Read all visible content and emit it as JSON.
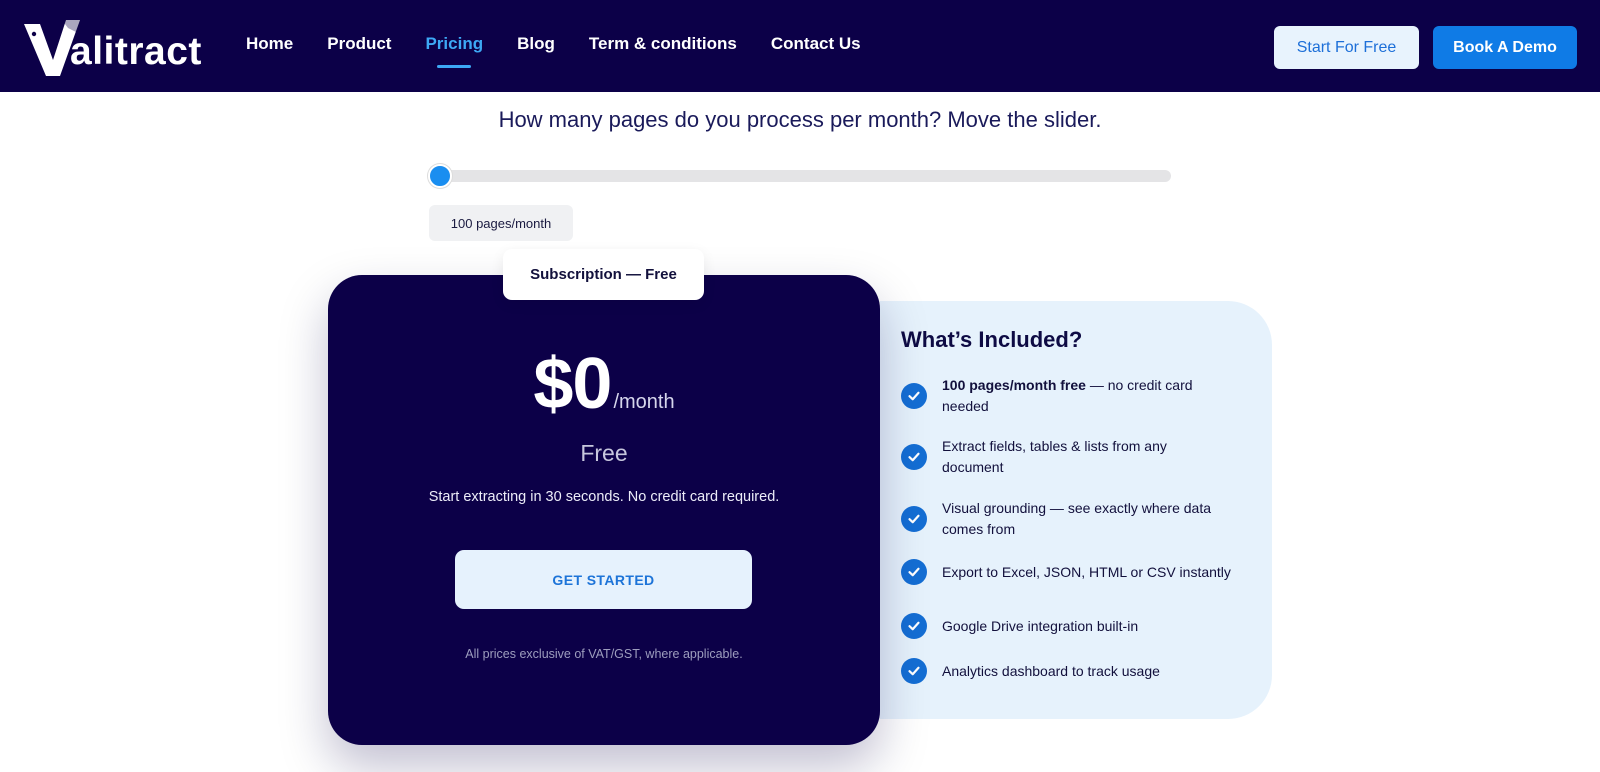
{
  "brand": {
    "name": "alitract"
  },
  "nav": {
    "links": [
      {
        "label": "Home"
      },
      {
        "label": "Product"
      },
      {
        "label": "Pricing"
      },
      {
        "label": "Blog"
      },
      {
        "label": "Term & conditions"
      },
      {
        "label": "Contact Us"
      }
    ],
    "active": "Pricing",
    "start_label": "Start For Free",
    "demo_label": "Book A Demo"
  },
  "slider": {
    "question": "How many pages do you process per month? Move the slider.",
    "value_label": "100 pages/month",
    "position_fraction": 0
  },
  "plan": {
    "tab_label": "Subscription — Free",
    "price": "$0",
    "period": "/month",
    "name": "Free",
    "description": "Start extracting in 30 seconds. No credit card required.",
    "cta_label": "GET STARTED",
    "note": "All prices exclusive of VAT/GST, where applicable."
  },
  "included": {
    "title": "What’s Included?",
    "features": [
      {
        "bold": "100 pages/month free",
        "text": " — no credit card needed"
      },
      {
        "bold": "",
        "text": "Extract fields, tables & lists from any document"
      },
      {
        "bold": "",
        "text": "Visual grounding — see exactly where data comes from"
      },
      {
        "bold": "",
        "text": "Export to Excel, JSON, HTML or CSV instantly"
      },
      {
        "bold": "",
        "text": "Google Drive integration built-in"
      },
      {
        "bold": "",
        "text": "Analytics dashboard to track usage"
      }
    ]
  },
  "colors": {
    "navy": "#0c0048",
    "accent_blue": "#0f7be6",
    "active_link": "#3da8f5",
    "slider_thumb": "#1a8ef0",
    "check": "#146ed4",
    "panel_bg": "#e6f2fc"
  },
  "icons": {
    "check": "check-icon",
    "logo": "logo-v-mark"
  }
}
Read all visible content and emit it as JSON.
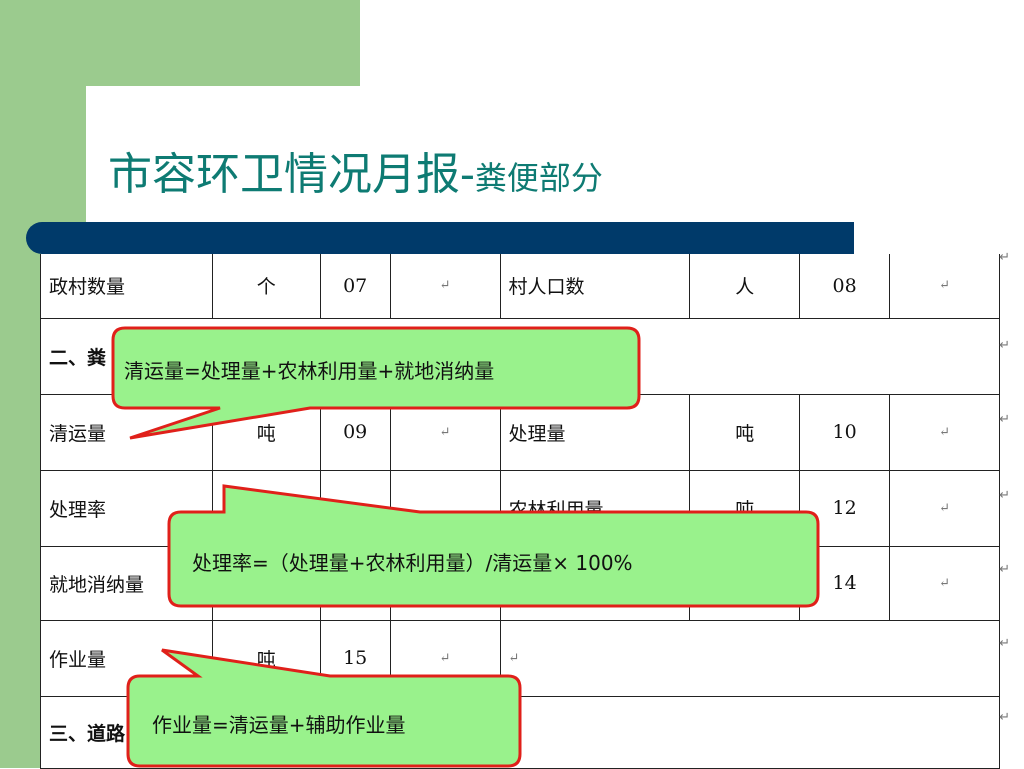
{
  "slide": {
    "title_main": "市容环卫情况月报-",
    "title_sub": "粪便部分",
    "colors": {
      "band_green": "#9bcb8e",
      "title_teal": "#0e7b73",
      "bar_navy": "#003a6a",
      "callout_fill": "#99f28c",
      "callout_border": "#e0201a"
    }
  },
  "table": {
    "row1": {
      "label": "政村数量",
      "unit": "个",
      "code": "07",
      "label2": "村人口数",
      "unit2": "人",
      "code2": "08"
    },
    "row2": {
      "section": "二、粪"
    },
    "row3": {
      "label": "清运量",
      "unit": "吨",
      "code": "09",
      "label2": "处理量",
      "unit2": "吨",
      "code2": "10"
    },
    "row4": {
      "label": "处理率",
      "label2": "农林利用量",
      "unit2": "吨",
      "code2": "12"
    },
    "row5": {
      "label": "就地消纳量",
      "code2": "14"
    },
    "row6": {
      "label": "作业量",
      "unit": "吨",
      "code": "15"
    },
    "row7": {
      "section": "三、道路"
    },
    "return_mark": "↵"
  },
  "callouts": {
    "c1": "清运量=处理量+农林利用量+就地消纳量",
    "c2": "处理率=（处理量+农林利用量）/清运量× 100%",
    "c3": "作业量=清运量+辅助作业量"
  }
}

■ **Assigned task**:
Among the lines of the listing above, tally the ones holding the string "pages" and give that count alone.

■ **Written answer**:
3